The Red & Black asked current readers what their most important questions about the COVID-19 vaccines were. Here are the answers from our health data reporter.
Where can I get the vaccine?
People can get the COVID-19 vaccine at various pharmacies and clinics. Georgia has also set up mass vaccination sites. All this information can be found on the Georgia Department of Public Health’s website. In Athens, vaccinations are available at Piedmont Hospital, the University of Georgia’s University Health Center, local pharmacies and private companies such as Kroger, Publix, CVS, Walgreens and Walmart.
How do mRNA vaccines work? Am I getting infected by the actual virus?
No, the vaccine does not infect you with the actual virus. Every day, people produce mRNA. DNA in the nucleus is used to produce mRNA, which is then sent to the cytoplasm to act as a template for the production of proteins. Most of the time, the proteins generated are needed to keep our bodies running smoothly.
According to the Centers for Disease Control and Prevention, COVID-19 mRNA vaccines tell our cells to produce a harmless bit of protein known as the "spike protein." Our immune systems know that the protein isn't meant to be there, so they start developing a response and generating antibodies, much as in a normal infection of COVID-19.
Our bodies have mastered how to shield themselves from infection at the end of the process. Like all vaccines, the advantage of mRNA vaccines is that people who are vaccinated receive this immunity without ever having to risk the severe effects of contracting COVID-19.
What are the possible side effects of the vaccine?
The most common side effects from the vaccines are:
- Injection site pain and less often redness or swelling
- Muscle aches
Commonly, side effects occur within the first or second day after each vaccine dose, and only last a few days.
Was the vaccine hastily created?
Although COVID-19 vaccines were produced at a faster pace than ever before, it was critical that speed did not compromise safety.
Mass funding, global health unity, and urgent care are all considerations taken when the COVID-19 vaccine was being worked on. Additionally, a lot of research was present on other coronaviruses, like MERS-CoV and the first SARS-CoV, which helped scientists learn about the specific COVID-19 virus.
Who is eligible for the vaccine?
Eligibility differs between states. To find out if you are eligible, you can check on the DPH’s website here. These eligibilities are subject to change. Recently, all adults over the age of 16 have been deemed eligible to get vaccinated in Georgia.
The University of Georgia emailed their recent vaccination plan and update on Wednesday. The information on that email can be found here.
Do I have to pay for the vaccine?

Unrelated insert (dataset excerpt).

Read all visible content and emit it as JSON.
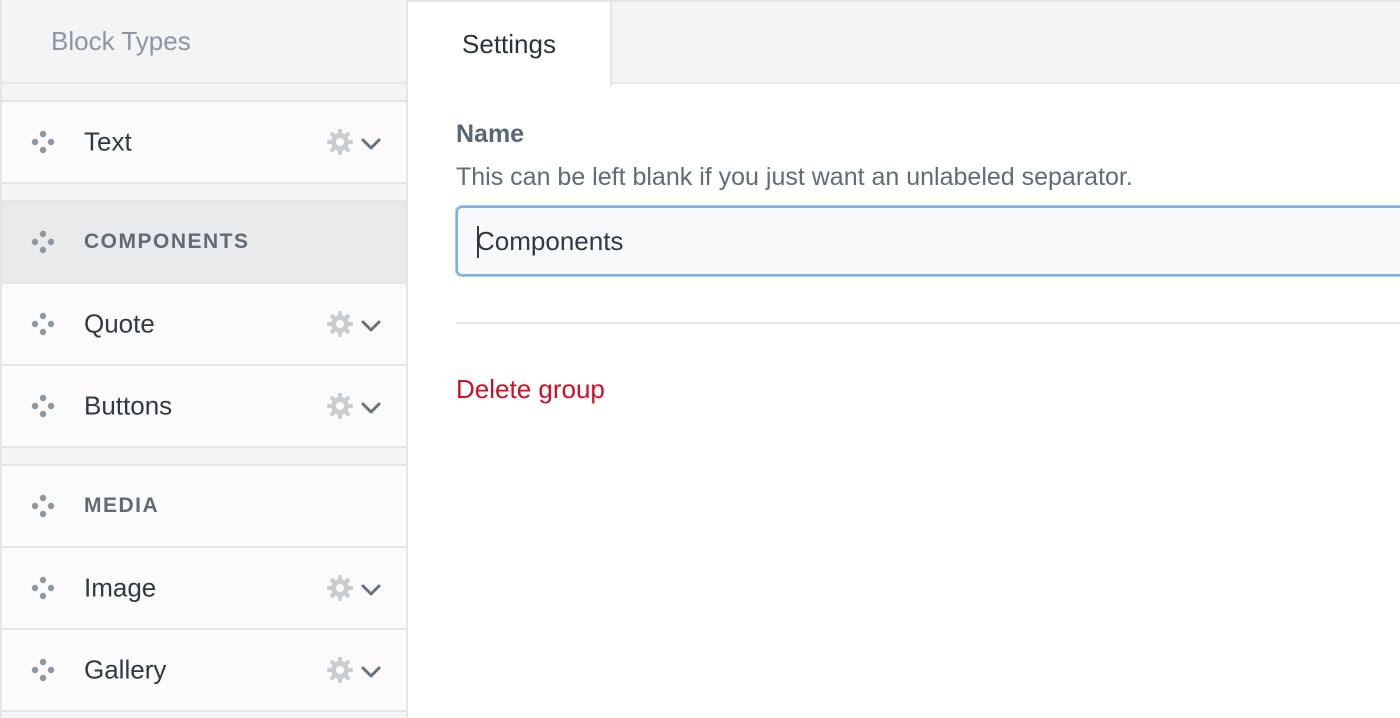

The vaccines are being given free of charge by the federal government to all people residing in the United States, regardless of immigration or health care status.
Should I get vaccinated even if I have already had COVID-19?
Whether or not you have already had COVID-19, you can and should get vaccinated. That's because scientists aren't sure how long you'll be safe from getting sick after recovering from COVID-19. Even though you have recovered from COVID-19, it is possible (though unlikely) that you will become infected with the COVID-19 virus again.
Is the vaccine dangerous?
No. According to current reports, COVID-19 vaccines have a very strong safety profile. The vaccines that have been approved by the FDA for emergency use have been put through massive clinical trials. The established and possible harms of contracting COVID-19 are greater than the vaccines' potential safety risks.
After getting vaccinated, do I still have to wear a mask?
Yes, people who are vaccinated should still wear a mask. The vaccine would shield the vast majority of people from COVID-19. Vaccinated individuals, on the other hand, might also be able to spread the virus even though they have no symptoms. As a result, everyone should continue to wear masks as a precaution.
What is the difference between the three vaccines that are out?
Both the Pfizer-BioNTech and Moderna vaccines were introduced as a two-dose administration process. The Pfizer-BioNTech vaccine demonstrated a 95% efficacy rate after both doses — 21 days apart — and Moderna showed a 94.1% efficacy rate after both doses — 28 days apart. Johnson & Johnson produced a one-dose-only administration vaccine with a recent efficacy of 67%. All vaccines are safe for administration.